(RECORD SET begins)
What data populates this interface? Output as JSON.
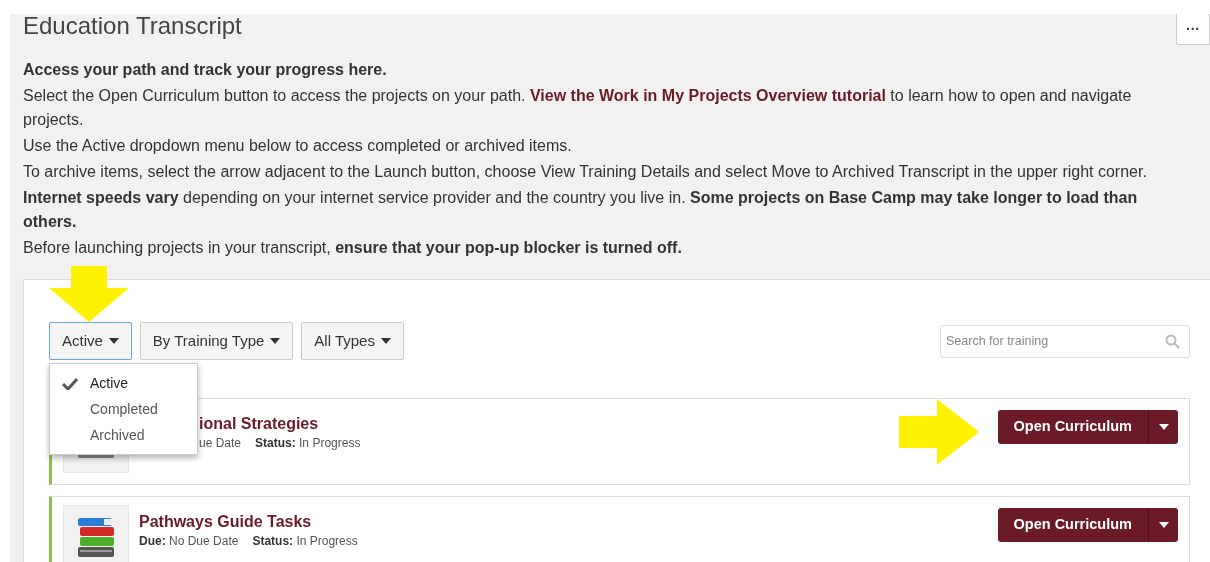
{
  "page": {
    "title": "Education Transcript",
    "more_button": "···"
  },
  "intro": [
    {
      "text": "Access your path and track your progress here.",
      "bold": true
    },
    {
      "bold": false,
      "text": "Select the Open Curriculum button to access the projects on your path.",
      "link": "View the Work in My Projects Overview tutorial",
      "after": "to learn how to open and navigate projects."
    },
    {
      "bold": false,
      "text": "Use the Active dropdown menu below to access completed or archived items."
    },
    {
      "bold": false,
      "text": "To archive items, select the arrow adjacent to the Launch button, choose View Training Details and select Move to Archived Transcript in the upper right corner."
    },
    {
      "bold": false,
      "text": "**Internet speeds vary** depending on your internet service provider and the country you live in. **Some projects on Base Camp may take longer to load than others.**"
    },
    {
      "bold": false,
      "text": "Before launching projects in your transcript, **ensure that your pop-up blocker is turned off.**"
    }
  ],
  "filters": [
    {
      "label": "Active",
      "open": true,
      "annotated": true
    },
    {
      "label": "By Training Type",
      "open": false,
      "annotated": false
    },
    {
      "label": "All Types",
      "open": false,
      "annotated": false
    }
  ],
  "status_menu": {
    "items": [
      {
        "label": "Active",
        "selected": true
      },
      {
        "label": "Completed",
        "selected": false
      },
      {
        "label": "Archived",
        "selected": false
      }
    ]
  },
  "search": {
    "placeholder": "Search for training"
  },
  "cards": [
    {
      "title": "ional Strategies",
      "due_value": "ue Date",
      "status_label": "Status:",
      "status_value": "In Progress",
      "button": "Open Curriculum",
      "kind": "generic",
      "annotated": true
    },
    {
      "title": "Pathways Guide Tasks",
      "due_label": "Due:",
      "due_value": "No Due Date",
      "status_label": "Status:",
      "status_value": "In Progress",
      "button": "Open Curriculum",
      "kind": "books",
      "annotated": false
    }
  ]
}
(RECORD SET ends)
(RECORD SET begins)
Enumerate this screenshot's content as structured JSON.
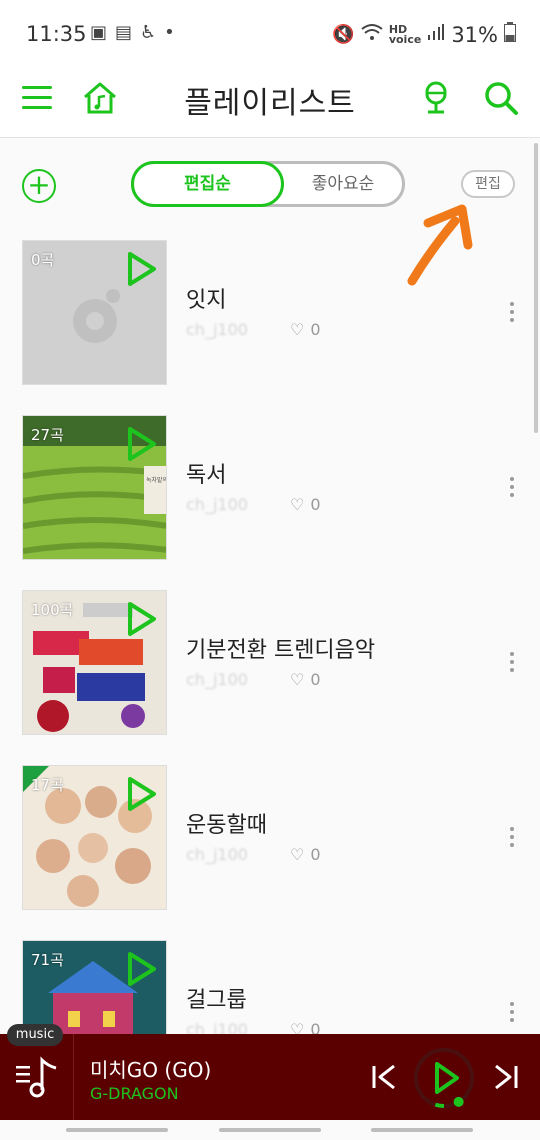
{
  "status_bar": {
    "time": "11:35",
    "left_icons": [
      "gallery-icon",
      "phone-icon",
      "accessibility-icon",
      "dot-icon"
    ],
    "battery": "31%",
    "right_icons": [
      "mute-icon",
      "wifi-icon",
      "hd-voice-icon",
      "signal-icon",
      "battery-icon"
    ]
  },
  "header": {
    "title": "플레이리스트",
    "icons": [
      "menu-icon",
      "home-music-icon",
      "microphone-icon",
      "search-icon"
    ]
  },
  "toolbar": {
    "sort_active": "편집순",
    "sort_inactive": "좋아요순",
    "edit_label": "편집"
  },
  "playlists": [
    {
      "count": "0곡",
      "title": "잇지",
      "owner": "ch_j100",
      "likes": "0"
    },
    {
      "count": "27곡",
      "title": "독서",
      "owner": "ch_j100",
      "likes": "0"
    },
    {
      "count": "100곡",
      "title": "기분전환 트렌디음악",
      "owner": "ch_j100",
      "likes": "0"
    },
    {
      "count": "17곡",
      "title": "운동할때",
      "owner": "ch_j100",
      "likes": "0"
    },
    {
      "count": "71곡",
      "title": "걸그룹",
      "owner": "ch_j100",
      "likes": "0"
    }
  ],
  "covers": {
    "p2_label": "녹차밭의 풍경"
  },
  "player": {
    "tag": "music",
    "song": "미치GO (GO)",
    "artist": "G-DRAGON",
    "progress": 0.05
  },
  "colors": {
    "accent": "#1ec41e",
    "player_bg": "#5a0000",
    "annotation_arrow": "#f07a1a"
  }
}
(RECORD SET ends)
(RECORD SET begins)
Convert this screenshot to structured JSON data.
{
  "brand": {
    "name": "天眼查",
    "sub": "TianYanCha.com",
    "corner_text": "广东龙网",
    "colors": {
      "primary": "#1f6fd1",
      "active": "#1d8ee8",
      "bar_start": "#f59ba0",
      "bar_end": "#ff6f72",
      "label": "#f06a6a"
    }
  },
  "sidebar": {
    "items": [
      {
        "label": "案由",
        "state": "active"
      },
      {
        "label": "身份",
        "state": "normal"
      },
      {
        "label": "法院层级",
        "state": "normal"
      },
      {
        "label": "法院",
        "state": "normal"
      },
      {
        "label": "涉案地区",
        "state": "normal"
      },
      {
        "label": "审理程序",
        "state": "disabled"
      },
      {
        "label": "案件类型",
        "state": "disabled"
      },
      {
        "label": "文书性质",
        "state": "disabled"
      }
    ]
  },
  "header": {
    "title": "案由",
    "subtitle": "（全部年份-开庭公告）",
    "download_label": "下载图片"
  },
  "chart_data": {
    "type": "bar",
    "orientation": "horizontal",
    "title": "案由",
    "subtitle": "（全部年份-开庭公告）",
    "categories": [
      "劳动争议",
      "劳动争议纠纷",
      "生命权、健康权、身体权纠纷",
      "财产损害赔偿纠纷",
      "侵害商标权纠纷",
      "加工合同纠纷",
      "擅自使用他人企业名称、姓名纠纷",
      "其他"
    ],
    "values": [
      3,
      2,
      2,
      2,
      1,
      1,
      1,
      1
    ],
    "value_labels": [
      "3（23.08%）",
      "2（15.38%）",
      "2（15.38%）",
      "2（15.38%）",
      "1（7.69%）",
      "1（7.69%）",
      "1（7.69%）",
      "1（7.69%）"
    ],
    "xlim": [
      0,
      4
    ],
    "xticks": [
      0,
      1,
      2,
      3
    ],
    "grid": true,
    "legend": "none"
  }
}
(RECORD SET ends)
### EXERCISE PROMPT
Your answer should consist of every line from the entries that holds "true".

### SOLUTION FOR THIS TASK
      "bold": true
      "open": true,
      "annotated": true
        "selected": true
      "annotated": true
    "grid": true,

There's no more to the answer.